▼

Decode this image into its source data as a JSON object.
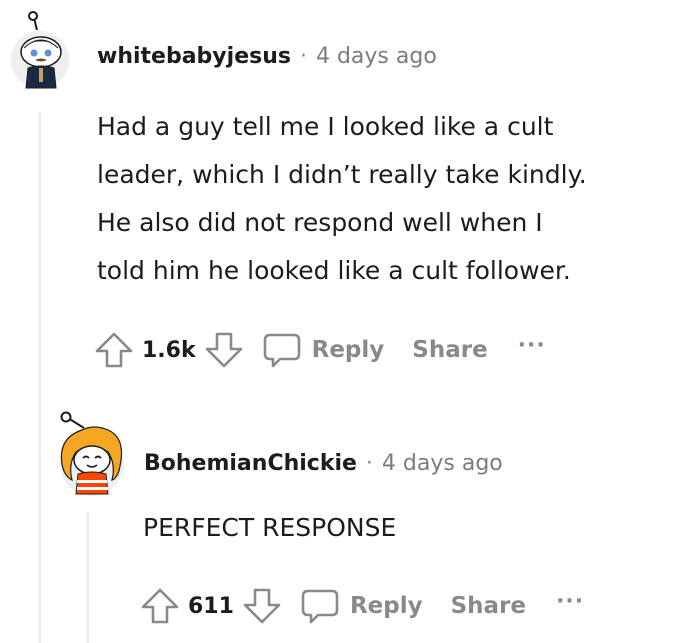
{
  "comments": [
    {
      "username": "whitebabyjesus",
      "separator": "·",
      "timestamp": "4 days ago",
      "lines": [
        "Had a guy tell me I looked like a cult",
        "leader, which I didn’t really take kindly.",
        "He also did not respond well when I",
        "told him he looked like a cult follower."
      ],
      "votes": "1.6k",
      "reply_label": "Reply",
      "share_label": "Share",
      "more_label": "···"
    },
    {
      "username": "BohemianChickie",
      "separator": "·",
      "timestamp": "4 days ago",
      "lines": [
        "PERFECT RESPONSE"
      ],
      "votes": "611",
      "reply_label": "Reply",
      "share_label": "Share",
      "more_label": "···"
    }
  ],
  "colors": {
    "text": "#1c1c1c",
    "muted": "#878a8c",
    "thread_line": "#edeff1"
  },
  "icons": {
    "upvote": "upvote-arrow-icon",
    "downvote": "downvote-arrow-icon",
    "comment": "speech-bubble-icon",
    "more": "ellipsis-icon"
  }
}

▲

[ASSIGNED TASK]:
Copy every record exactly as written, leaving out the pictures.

[SOLUTION TO THIS TASK]:
Decode this image into its source data as a JSON object.
{
  "comments": [
    {
      "username": "whitebabyjesus",
      "separator": "·",
      "timestamp": "4 days ago",
      "lines": [
        "Had a guy tell me I looked like a cult",
        "leader, which I didn’t really take kindly.",
        "He also did not respond well when I",
        "told him he looked like a cult follower."
      ],
      "votes": "1.6k",
      "reply_label": "Reply",
      "share_label": "Share",
      "more_label": "···"
    },
    {
      "username": "BohemianChickie",
      "separator": "·",
      "timestamp": "4 days ago",
      "lines": [
        "PERFECT RESPONSE"
      ],
      "votes": "611",
      "reply_label": "Reply",
      "share_label": "Share",
      "more_label": "···"
    }
  ],
  "colors": {
    "text": "#1c1c1c",
    "muted": "#878a8c",
    "thread_line": "#edeff1"
  },
  "icons": {
    "upvote": "upvote-arrow-icon",
    "downvote": "downvote-arrow-icon",
    "comment": "speech-bubble-icon",
    "more": "ellipsis-icon"
  }
}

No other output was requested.